A year after President Joe…
The discovery of rare earth…
Germany’s natural gas storage facility in Rehden, Lower Saxony—Germany’s largest—cannot store any gas, a Lower Saxony supervisory authority said on Wednesday, according to Spiegel.
The pore storage facility accounts for one-fifth o the total storage capacity available in Germany and is also one of the largest in Western Europe, with a working capacity of around 4 billion cubic meters on an underground area of around eight square kilometers, according to the facility’s website.
The natural gas storage facility experienced deflagration on a torch due to unknown causes. The memory was 90.29 percent full on Tuesday afternoon, the Federal Network Agency data shows.
“Investigations into the cause of the deflagration are ongoing,” a spokesman said on Wednesday.
Storage has been stopped as a precaution, and the storage facility cannot be refilled for days—with no specific date given as to when storage can resume. The State Office for Mining, Energy and Geology said there was no evidence of external influence.
A spokesperson told media that the deflagration occurred during a storage phase and not a delivery phase, adding that no one would be out of gas.
Just a couple of weeks ago, German gas storage operators said that they did not foresee any gas supply problems next winter based on declining consumption this winter—and they said there was no chance of shortage this winter, even with extremely low temperatures and even accounting for risk factors.
Storage facilities in Germany are nearly 90% full, well above their legal requirements to hold 40%, achieved in part by declining usage due to mild winter weather and deliberate usage curbs.
The Rehden gas storage facility was abandoned last April by Russia’s Gazprom as its relations with Europe soured. Germany began filling the storage facility a month later, in May.
By Julianne Geiger for Oilprice.com

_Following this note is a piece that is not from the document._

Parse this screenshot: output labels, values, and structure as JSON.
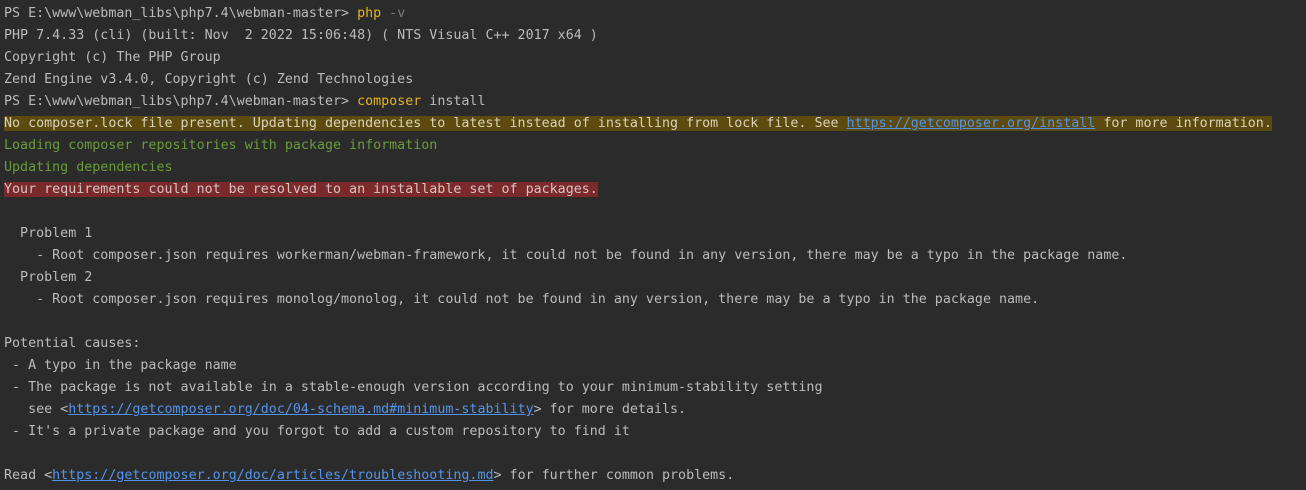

More Top Reads From Oilprice.com:
Julianne Geiger is a veteran editor, writer and researcher for Oilprice.com, and a member of the Creative Professionals Networking Group.